Input data:

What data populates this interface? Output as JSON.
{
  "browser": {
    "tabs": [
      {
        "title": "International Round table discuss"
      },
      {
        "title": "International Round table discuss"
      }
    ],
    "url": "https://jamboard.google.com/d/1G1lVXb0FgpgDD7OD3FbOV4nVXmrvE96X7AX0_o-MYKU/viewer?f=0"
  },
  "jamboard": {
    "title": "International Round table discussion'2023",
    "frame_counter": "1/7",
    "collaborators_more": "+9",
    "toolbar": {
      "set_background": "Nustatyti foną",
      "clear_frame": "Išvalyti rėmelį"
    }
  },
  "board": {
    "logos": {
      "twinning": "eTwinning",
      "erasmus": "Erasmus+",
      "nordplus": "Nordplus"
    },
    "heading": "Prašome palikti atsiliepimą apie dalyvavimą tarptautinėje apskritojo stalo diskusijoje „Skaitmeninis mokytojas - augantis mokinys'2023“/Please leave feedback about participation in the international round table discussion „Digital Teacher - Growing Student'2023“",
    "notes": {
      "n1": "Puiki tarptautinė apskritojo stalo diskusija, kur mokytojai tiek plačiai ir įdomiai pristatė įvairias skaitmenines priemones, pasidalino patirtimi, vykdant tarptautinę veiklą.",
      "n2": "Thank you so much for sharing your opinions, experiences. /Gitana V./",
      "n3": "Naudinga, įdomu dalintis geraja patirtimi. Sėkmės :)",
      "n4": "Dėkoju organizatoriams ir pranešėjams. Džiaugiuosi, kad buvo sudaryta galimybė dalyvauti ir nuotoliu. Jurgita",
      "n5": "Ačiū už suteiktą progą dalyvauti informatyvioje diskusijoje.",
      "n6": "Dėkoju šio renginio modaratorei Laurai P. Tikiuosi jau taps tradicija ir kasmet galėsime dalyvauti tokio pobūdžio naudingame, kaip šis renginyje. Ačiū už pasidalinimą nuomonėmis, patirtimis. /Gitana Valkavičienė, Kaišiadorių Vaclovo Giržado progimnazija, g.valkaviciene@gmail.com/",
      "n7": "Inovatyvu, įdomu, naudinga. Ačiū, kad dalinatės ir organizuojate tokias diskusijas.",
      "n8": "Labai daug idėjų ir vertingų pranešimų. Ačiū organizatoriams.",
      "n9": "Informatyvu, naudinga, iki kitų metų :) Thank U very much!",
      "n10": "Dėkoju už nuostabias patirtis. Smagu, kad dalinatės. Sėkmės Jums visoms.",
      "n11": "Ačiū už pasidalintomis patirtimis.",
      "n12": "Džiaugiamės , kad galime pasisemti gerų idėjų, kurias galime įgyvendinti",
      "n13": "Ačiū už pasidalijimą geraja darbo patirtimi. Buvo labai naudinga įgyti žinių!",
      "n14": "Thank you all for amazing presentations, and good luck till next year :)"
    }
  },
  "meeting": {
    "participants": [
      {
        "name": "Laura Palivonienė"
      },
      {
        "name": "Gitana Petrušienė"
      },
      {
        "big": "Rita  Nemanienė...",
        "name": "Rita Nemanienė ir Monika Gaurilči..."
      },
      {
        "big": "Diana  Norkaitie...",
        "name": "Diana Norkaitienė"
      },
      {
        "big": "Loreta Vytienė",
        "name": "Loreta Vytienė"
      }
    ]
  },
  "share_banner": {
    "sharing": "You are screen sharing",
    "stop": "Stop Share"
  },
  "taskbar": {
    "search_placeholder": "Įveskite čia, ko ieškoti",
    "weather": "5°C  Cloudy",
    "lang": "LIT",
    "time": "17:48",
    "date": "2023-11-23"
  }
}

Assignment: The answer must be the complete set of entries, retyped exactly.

Your solution:
What data populates this interface? Output as JSON.
{
  "browser": {
    "tabs": [
      {
        "title": "International Round table discuss"
      },
      {
        "title": "International Round table discuss"
      }
    ],
    "url": "https://jamboard.google.com/d/1G1lVXb0FgpgDD7OD3FbOV4nVXmrvE96X7AX0_o-MYKU/viewer?f=0"
  },
  "jamboard": {
    "title": "International Round table discussion'2023",
    "frame_counter": "1/7",
    "collaborators_more": "+9",
    "toolbar": {
      "set_background": "Nustatyti foną",
      "clear_frame": "Išvalyti rėmelį"
    }
  },
  "board": {
    "logos": {
      "twinning": "eTwinning",
      "erasmus": "Erasmus+",
      "nordplus": "Nordplus"
    },
    "heading": "Prašome palikti atsiliepimą apie dalyvavimą tarptautinėje apskritojo stalo diskusijoje „Skaitmeninis mokytojas - augantis mokinys'2023“/Please leave feedback about participation in the international round table discussion „Digital Teacher - Growing Student'2023“",
    "notes": {
      "n1": "Puiki tarptautinė apskritojo stalo diskusija, kur mokytojai tiek plačiai ir įdomiai pristatė įvairias skaitmenines priemones, pasidalino patirtimi, vykdant tarptautinę veiklą.",
      "n2": "Thank you so much for sharing your opinions, experiences. /Gitana V./",
      "n3": "Naudinga, įdomu dalintis geraja patirtimi. Sėkmės :)",
      "n4": "Dėkoju organizatoriams ir pranešėjams. Džiaugiuosi, kad buvo sudaryta galimybė dalyvauti ir nuotoliu. Jurgita",
      "n5": "Ačiū už suteiktą progą dalyvauti informatyvioje diskusijoje.",
      "n6": "Dėkoju šio renginio modaratorei Laurai P. Tikiuosi jau taps tradicija ir kasmet galėsime dalyvauti tokio pobūdžio naudingame, kaip šis renginyje. Ačiū už pasidalinimą nuomonėmis, patirtimis. /Gitana Valkavičienė, Kaišiadorių Vaclovo Giržado progimnazija, g.valkaviciene@gmail.com/",
      "n7": "Inovatyvu, įdomu, naudinga. Ačiū, kad dalinatės ir organizuojate tokias diskusijas.",
      "n8": "Labai daug idėjų ir vertingų pranešimų. Ačiū organizatoriams.",
      "n9": "Informatyvu, naudinga, iki kitų metų :) Thank U very much!",
      "n10": "Dėkoju už nuostabias patirtis. Smagu, kad dalinatės. Sėkmės Jums visoms.",
      "n11": "Ačiū už pasidalintomis patirtimis.",
      "n12": "Džiaugiamės , kad galime pasisemti gerų idėjų, kurias galime įgyvendinti",
      "n13": "Ačiū už pasidalijimą geraja darbo patirtimi. Buvo labai naudinga įgyti žinių!",
      "n14": "Thank you all for amazing presentations, and good luck till next year :)"
    }
  },
  "meeting": {
    "participants": [
      {
        "name": "Laura Palivonienė"
      },
      {
        "name": "Gitana Petrušienė"
      },
      {
        "big": "Rita  Nemanienė...",
        "name": "Rita Nemanienė ir Monika Gaurilči..."
      },
      {
        "big": "Diana  Norkaitie...",
        "name": "Diana Norkaitienė"
      },
      {
        "big": "Loreta Vytienė",
        "name": "Loreta Vytienė"
      }
    ]
  },
  "share_banner": {
    "sharing": "You are screen sharing",
    "stop": "Stop Share"
  },
  "taskbar": {
    "search_placeholder": "Įveskite čia, ko ieškoti",
    "weather": "5°C  Cloudy",
    "lang": "LIT",
    "time": "17:48",
    "date": "2023-11-23"
  }
}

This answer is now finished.